# EXERCISE:
Read through the lines below for the string "true" and copy each one that has it.

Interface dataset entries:
========================================
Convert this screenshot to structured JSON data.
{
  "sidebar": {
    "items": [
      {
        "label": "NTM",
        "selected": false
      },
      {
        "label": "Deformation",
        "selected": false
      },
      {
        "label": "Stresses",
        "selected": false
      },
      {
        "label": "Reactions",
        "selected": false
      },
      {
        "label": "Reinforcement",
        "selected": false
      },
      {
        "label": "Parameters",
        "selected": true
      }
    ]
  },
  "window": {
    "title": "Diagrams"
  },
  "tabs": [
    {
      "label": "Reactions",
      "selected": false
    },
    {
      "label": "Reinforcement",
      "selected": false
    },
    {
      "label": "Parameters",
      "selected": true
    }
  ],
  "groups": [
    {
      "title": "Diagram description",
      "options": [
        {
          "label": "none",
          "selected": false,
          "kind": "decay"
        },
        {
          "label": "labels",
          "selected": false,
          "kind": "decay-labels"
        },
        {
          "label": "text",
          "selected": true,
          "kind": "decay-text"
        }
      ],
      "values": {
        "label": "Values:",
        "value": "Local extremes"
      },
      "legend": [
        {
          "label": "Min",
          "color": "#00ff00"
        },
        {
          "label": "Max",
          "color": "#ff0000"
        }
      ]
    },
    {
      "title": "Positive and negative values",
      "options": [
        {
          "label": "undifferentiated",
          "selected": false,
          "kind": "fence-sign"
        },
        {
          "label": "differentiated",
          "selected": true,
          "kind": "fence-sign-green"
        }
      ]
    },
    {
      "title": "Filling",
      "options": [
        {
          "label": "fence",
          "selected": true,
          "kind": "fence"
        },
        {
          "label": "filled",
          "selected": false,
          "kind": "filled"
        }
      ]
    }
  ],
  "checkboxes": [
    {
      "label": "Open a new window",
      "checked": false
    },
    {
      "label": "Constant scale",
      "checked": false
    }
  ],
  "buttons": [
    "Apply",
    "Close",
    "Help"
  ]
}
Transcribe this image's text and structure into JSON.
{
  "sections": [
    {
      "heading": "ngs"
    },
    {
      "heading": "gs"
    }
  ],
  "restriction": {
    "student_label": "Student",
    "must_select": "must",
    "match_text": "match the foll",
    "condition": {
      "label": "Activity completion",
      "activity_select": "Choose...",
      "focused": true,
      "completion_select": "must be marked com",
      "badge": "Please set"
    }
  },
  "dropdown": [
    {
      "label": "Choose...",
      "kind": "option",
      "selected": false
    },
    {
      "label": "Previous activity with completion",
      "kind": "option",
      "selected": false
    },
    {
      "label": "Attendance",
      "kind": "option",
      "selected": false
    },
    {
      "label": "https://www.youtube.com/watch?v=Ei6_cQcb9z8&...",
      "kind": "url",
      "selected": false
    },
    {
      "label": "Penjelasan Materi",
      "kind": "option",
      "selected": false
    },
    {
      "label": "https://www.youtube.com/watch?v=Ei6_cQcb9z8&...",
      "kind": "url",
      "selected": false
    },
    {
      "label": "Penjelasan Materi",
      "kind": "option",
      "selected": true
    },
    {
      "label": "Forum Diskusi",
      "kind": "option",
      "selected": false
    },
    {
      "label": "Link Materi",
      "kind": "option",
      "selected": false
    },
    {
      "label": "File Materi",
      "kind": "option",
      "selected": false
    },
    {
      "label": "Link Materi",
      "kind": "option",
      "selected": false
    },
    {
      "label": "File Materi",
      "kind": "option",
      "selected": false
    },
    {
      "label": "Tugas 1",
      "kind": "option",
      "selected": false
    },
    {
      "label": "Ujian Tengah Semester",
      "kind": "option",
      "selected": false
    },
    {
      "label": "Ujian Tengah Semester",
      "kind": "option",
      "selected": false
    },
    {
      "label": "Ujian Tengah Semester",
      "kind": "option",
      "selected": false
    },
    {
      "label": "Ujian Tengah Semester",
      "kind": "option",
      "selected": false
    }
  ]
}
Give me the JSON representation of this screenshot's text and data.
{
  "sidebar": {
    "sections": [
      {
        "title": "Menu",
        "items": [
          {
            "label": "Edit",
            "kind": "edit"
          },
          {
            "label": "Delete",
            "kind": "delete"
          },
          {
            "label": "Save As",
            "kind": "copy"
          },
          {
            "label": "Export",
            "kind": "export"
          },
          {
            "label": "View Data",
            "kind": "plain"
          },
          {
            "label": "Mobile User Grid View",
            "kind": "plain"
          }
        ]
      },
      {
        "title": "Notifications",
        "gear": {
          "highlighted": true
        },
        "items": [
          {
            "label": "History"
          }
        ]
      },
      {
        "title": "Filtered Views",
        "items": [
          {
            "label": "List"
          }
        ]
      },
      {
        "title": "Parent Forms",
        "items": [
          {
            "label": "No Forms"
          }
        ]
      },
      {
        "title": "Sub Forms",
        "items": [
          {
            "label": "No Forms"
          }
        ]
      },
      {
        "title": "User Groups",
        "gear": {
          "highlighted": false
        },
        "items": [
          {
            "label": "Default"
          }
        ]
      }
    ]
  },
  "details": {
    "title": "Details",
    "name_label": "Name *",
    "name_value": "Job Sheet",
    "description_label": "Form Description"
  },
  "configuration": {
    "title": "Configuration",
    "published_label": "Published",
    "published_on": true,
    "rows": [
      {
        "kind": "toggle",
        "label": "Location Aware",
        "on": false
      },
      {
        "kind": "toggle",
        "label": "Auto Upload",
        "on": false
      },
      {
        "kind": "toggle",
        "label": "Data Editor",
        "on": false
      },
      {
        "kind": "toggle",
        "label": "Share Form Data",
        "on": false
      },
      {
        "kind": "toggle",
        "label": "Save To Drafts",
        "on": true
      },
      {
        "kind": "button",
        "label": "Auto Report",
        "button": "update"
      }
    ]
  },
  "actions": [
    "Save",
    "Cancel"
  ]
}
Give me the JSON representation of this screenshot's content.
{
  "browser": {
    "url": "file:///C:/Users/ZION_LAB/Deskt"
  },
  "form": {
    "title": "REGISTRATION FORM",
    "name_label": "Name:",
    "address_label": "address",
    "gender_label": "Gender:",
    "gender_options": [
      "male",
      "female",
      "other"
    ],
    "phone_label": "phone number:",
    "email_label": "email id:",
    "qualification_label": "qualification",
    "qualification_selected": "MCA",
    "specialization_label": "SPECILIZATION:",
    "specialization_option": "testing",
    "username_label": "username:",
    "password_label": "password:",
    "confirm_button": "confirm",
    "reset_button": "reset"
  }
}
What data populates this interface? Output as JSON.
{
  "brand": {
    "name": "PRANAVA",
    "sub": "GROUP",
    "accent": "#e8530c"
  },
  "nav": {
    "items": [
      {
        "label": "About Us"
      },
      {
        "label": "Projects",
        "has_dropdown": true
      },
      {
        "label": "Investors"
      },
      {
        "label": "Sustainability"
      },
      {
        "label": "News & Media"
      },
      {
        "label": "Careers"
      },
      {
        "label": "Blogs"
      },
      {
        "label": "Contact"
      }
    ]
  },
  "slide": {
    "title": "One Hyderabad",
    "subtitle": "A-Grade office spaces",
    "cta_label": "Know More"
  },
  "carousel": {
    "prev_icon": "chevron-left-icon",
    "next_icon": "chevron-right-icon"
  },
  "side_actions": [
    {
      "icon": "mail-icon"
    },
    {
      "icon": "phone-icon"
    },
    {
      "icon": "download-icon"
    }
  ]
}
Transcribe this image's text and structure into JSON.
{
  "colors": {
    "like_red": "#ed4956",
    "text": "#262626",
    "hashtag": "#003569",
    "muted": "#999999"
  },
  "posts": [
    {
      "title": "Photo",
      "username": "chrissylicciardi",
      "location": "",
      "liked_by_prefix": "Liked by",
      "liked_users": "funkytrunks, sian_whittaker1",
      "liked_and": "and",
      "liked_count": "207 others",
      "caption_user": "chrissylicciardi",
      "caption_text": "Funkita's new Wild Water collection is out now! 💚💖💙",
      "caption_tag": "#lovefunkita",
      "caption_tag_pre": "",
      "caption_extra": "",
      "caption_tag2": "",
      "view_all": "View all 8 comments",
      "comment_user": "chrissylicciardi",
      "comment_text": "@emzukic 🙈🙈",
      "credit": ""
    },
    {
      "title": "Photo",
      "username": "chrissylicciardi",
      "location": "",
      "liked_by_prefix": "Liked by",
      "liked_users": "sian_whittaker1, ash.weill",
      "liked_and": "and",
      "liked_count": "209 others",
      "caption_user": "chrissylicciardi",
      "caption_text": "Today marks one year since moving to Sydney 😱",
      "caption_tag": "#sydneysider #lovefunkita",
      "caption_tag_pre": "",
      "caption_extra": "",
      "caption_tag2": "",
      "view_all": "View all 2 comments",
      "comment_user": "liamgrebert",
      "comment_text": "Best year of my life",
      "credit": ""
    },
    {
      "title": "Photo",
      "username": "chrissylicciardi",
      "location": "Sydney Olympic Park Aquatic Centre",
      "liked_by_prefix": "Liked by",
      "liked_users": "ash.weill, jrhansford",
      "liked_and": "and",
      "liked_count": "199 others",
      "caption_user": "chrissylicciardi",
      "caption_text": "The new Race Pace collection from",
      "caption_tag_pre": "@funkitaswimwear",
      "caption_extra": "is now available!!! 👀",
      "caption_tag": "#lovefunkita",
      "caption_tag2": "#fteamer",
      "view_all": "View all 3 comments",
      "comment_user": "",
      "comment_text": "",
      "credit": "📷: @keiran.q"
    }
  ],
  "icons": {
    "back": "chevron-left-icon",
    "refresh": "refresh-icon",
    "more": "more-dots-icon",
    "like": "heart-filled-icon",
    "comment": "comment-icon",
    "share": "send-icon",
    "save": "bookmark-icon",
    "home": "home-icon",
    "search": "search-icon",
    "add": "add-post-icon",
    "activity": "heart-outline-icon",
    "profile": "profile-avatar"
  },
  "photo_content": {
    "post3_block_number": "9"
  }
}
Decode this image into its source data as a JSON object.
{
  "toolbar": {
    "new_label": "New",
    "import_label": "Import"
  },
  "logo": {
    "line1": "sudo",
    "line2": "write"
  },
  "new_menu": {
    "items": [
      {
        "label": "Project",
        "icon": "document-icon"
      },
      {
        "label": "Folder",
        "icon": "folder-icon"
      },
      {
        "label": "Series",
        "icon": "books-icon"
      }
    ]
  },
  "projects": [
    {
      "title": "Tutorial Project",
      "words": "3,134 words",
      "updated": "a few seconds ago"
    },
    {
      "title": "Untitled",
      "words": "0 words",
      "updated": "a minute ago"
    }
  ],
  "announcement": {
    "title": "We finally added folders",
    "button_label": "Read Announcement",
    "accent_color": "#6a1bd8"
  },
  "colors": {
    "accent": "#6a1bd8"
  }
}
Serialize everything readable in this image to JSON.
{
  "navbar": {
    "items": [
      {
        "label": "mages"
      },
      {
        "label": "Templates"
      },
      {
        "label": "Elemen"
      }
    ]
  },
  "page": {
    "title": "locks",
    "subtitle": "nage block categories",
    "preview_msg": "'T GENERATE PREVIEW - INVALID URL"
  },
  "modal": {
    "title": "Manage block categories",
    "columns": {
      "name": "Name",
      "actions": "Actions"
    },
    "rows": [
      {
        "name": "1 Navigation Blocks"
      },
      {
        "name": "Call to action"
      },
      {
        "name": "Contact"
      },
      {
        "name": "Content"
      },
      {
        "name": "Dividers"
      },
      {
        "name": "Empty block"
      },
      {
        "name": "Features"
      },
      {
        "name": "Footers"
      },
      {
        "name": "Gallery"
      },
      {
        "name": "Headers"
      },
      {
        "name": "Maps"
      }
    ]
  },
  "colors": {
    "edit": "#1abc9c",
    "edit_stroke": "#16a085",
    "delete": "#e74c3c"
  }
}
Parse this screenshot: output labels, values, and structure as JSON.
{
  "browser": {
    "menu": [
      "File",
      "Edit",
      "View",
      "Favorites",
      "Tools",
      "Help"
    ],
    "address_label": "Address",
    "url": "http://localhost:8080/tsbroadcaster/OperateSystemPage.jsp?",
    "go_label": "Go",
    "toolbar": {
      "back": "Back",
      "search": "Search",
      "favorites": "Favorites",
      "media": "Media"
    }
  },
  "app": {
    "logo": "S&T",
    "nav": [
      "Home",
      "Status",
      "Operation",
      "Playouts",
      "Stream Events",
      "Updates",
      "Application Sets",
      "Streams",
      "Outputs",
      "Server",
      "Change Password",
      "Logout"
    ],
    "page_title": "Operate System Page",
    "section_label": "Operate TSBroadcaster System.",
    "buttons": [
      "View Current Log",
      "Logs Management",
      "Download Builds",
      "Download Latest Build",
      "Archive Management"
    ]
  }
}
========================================
# OUTPUT OF THE EXERCISE:
        "selected": true
      "selected": true
          "selected": true,
          "selected": true,
          "selected": true,
      "focused": true,
      "selected": true
          "highlighted": true
    "published_on": true,
        "on": true
        "has_dropdown": true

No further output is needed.